Sacco: What we use — and these have probably been developing over the last decade — are what are known as researcher “degrees of freedom.” In various stages of a project, you can make decisions on how you implement your methodology. These include how you sample participants, when you stop sampling, the various ways you might choose to analyze your data in terms of variables included, and whether you report all of the analyses that you have done. There is a variety of benign decisions a researcher can make, but statistical simulations have shown that some of these practices actually inflate what are known as Type 1 error rates. They can lead to statistically significant results, but not because those results are meaningful scientific outcomes; they are just idiosyncratic, statistically significant results.
IRB Advisor: Can you give an example of this kind of error?
Sacco: Some examples are things like if you have multiple dependent measures of the same construct, analyze those independently, and then create a composite of those. Anytime you increase the number of statistical analyses you are doing, you occasionally get a statistically significant result that is a false positive. Some people will engage in these multiple statistical analyses that inflate the likelihood of these type of errors.

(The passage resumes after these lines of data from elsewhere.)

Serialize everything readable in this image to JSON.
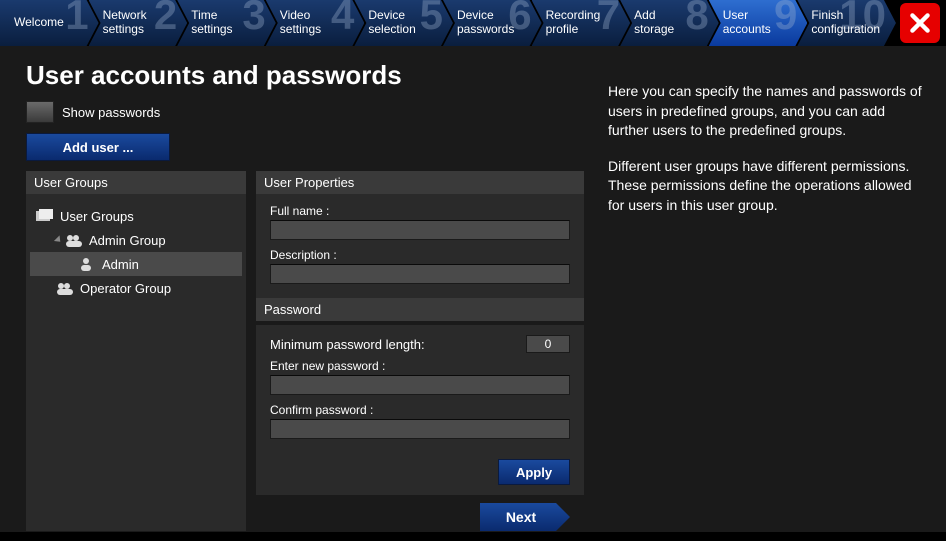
{
  "steps": [
    {
      "num": "1",
      "label": "Welcome"
    },
    {
      "num": "2",
      "label": "Network\nsettings"
    },
    {
      "num": "3",
      "label": "Time\nsettings"
    },
    {
      "num": "4",
      "label": "Video\nsettings"
    },
    {
      "num": "5",
      "label": "Device\nselection"
    },
    {
      "num": "6",
      "label": "Device\npasswords"
    },
    {
      "num": "7",
      "label": "Recording\nprofile"
    },
    {
      "num": "8",
      "label": "Add\nstorage"
    },
    {
      "num": "9",
      "label": "User\naccounts"
    },
    {
      "num": "10",
      "label": "Finish\nconfiguration"
    }
  ],
  "active_step": 8,
  "title": "User accounts and passwords",
  "show_passwords_label": "Show passwords",
  "add_user_label": "Add user ...",
  "groups_header": "User Groups",
  "props_header": "User Properties",
  "password_header": "Password",
  "tree": {
    "root": "User Groups",
    "items": [
      {
        "label": "Admin Group",
        "children": [
          {
            "label": "Admin",
            "selected": true
          }
        ]
      },
      {
        "label": "Operator Group",
        "children": []
      }
    ]
  },
  "props": {
    "full_name_label": "Full name :",
    "full_name_value": "",
    "description_label": "Description :",
    "description_value": "",
    "min_pw_label": "Minimum password length:",
    "min_pw_value": "0",
    "enter_pw_label": "Enter new password :",
    "enter_pw_value": "",
    "confirm_pw_label": "Confirm password :",
    "confirm_pw_value": ""
  },
  "apply_label": "Apply",
  "next_label": "Next",
  "help": {
    "p1": "Here you can specify the names and passwords of users in predefined groups, and you can add further users to the predefined groups.",
    "p2": "Different user groups have different permissions. These permissions define the operations allowed for users in this user group."
  }
}
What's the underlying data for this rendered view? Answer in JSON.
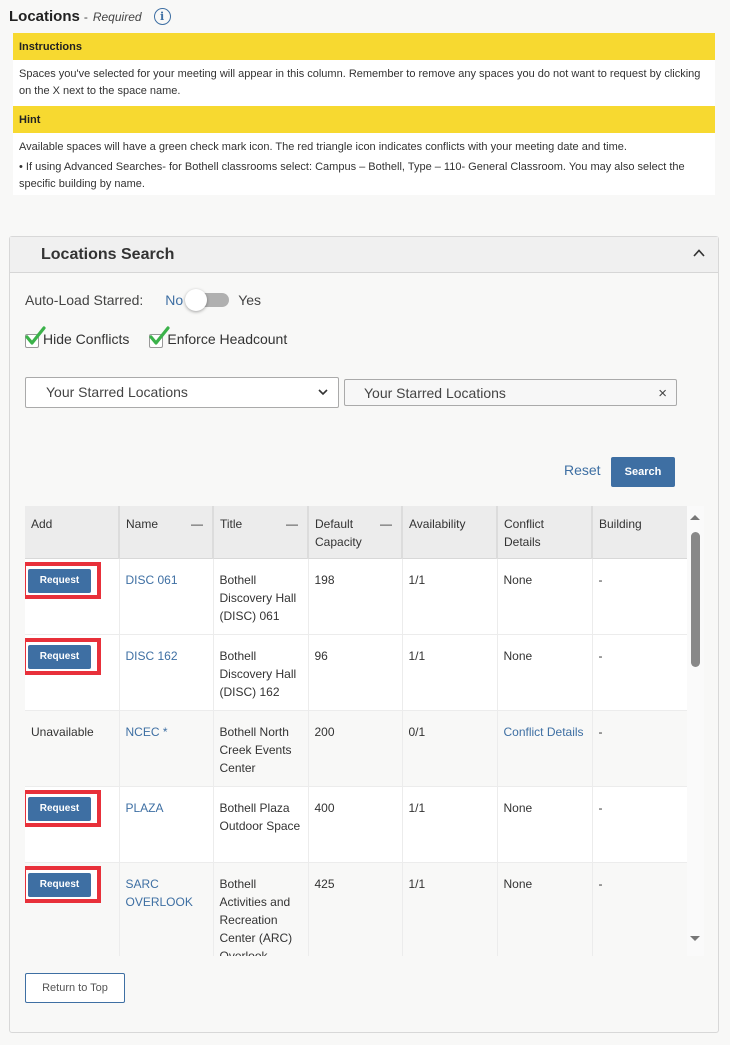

Another is when looking at your data and seeing it is approaching significance, collecting additional data to try to get your results to reach significance. [You should have] a hard and fast data collection stop rule at the beginning of your study. These are all decisions a researcher can make throughout the process that can have negative consequences.
IRB Advisor: You found heightened awareness of these problems, but the effect faded to some degree.
Sacco: We did an assessment of peoples’ attitudes of the ethical defensibility of these various practices. We found a statistically significant reduction that these were ethically defensible from time one — a week before the intervention — to time two, the week following the intervention. At two-month follow-up, the mean value of ethical defensibility was somewhere between where their attitudes were before the intervention and at the one-week intervention. Their attitudes didn’t return to baseline, but they also were not maintained faithfully at two-month follow-up. There was some dissipation. Maybe to have more lasting impact we would need to implement something that was a little more impactful than just a one-hour intervention. It could be a series of seminars over the course of a semester.
IRB Advisor: What are the ethical implications of not publishing all of the data generated by a study?
Sacco: In the context of detrimental research practices, a researcher could have an entire program of research that involves multiple studies. All of those studies are, hopefully, going to converge to a relative amount of support for a series of hypotheses. Maybe they put forward a research question and hypothesis, and they run five total studies that they anticipate producing supportive findings. But, say only three of those studies actually generate support for the predicted hypothesis. So, a researcher, unbeknownst to the larger research community, could publish the three studies together that seem to support the general hypothesis. They could omit publishing the two studies that “didn’t work,” the idea being that they didn’t work because [the results] were not supportive of the overall hypothesis. The research community would get what they would think was a clearly supported picture of this research idea because of the selective publication of favorable results — and omission of those that might give a more comprehensive picture.
Financial Disclosure: Author Melinda Young, Medical Writer Gary Evans, Editor Jill Drachenberg, Editorial Group Manager Leslie Coplin, and Physician Editor Lindsay McNair, MD, MPH, MSBioethics, report no consultant, stockholder, speaker’s bureau, research, or other financial relationships with companies having ties to this field of study. Nurse Planner Kay Ball, PhD, RN, CNOR, CMLSO, FAAN, is a consultant for Ethicon USA and Mobile Instrument Service and Repair.